What the task requires. The records follow. Filter them to the lines that hold "size".

Page and application data records.
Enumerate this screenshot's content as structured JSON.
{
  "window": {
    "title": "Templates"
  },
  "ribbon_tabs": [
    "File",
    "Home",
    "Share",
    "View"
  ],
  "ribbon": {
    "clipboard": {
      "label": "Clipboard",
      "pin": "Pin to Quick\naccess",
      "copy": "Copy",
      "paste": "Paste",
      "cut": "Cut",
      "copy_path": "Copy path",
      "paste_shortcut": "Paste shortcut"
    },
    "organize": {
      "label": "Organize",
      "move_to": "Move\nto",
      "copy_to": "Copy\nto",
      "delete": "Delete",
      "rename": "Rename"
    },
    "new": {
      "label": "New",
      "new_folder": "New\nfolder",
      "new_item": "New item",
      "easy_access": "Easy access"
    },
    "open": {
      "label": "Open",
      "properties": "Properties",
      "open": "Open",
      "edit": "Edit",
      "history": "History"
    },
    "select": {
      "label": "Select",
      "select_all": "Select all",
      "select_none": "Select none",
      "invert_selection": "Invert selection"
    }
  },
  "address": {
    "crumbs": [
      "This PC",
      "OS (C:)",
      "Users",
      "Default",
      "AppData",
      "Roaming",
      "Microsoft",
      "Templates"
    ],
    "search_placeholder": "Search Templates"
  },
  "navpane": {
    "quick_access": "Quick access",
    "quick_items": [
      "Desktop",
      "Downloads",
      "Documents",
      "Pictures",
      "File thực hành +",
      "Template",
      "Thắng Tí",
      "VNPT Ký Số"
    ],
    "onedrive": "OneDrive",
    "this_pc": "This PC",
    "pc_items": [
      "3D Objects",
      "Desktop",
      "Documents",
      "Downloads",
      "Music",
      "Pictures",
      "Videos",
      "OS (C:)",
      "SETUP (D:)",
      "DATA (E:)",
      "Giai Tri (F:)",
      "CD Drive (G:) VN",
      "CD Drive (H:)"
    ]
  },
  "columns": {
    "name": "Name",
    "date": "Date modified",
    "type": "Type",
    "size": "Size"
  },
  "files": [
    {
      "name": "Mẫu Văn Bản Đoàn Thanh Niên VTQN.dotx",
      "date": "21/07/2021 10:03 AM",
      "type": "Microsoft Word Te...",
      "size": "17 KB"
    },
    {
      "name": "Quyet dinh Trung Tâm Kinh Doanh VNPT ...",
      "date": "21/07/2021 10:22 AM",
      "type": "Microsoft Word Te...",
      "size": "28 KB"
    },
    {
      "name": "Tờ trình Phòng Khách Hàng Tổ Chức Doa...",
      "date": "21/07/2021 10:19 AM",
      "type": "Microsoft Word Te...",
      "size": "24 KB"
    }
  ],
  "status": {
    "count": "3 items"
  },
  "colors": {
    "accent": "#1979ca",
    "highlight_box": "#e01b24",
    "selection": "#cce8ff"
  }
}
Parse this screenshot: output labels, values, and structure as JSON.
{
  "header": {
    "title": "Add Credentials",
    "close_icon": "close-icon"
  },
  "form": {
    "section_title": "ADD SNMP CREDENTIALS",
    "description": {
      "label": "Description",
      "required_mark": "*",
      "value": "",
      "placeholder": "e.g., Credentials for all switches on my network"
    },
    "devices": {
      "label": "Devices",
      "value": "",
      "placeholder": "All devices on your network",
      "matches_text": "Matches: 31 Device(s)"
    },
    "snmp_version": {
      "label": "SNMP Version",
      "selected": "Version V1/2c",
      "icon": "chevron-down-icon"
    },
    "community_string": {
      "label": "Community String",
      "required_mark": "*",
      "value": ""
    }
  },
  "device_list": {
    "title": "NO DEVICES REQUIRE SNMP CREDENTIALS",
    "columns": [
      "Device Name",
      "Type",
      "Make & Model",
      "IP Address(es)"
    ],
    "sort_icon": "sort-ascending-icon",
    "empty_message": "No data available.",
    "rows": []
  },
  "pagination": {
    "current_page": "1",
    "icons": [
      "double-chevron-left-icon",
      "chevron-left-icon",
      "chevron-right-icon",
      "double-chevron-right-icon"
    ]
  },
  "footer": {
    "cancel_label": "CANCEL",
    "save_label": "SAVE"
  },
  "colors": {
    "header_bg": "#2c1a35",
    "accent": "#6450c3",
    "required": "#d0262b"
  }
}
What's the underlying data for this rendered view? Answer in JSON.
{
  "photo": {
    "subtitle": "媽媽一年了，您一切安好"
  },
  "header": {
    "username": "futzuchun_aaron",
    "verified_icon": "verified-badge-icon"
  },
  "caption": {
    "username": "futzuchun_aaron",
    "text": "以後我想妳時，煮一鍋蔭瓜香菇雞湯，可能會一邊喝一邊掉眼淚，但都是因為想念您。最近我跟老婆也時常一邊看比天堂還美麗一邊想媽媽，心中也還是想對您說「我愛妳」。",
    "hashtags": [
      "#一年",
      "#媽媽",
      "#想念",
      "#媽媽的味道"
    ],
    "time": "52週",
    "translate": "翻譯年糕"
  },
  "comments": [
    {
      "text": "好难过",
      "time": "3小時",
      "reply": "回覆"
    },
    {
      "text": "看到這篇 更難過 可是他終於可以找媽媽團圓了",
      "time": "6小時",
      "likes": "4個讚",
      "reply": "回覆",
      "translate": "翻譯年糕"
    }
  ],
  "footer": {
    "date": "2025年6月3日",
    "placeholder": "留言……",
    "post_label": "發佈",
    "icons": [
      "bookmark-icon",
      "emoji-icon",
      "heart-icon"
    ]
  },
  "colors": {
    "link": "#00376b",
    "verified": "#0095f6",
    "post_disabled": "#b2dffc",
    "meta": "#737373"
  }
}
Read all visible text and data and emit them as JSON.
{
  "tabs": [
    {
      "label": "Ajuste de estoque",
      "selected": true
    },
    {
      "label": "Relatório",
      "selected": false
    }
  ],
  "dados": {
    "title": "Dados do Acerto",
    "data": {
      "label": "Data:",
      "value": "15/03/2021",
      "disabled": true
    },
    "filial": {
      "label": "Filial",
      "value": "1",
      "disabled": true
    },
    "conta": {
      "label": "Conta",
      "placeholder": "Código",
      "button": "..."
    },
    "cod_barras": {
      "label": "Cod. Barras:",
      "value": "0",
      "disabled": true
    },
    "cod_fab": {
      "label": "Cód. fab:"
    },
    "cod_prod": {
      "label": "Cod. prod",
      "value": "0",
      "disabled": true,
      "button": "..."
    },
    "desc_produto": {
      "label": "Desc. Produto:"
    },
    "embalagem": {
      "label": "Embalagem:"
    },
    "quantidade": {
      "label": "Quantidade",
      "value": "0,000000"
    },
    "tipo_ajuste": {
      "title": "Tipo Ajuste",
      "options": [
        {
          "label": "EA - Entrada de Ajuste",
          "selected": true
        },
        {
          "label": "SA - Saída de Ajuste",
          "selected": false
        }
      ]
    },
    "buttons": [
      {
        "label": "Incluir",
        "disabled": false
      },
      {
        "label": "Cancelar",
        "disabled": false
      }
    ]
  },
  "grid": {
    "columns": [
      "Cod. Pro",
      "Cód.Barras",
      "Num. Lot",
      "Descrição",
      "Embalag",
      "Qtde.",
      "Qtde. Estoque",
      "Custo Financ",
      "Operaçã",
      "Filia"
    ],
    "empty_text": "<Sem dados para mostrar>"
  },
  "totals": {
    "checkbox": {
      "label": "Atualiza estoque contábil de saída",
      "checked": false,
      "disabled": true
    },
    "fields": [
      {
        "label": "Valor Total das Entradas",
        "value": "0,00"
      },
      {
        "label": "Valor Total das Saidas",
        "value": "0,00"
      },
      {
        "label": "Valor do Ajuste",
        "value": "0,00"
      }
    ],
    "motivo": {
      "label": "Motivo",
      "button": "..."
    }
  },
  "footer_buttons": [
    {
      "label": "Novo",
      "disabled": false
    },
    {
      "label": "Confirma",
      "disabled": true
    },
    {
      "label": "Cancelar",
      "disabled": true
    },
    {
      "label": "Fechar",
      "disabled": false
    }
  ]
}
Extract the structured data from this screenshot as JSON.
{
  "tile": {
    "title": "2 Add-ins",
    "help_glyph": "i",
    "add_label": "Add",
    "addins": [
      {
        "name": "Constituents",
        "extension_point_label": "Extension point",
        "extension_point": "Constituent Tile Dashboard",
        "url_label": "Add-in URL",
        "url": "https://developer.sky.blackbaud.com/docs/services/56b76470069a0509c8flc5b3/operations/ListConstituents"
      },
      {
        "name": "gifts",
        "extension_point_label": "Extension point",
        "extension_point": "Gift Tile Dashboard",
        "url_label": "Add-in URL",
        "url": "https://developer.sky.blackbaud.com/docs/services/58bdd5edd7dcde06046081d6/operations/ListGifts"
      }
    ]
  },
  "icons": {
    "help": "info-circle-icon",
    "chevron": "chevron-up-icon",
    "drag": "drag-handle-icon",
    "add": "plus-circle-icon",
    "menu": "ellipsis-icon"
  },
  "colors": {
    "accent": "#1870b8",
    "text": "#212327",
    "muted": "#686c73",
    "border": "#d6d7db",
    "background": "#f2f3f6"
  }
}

Expected output.
    "size": "Size"
      "size": "17 KB"
      "size": "28 KB"
      "size": "24 KB"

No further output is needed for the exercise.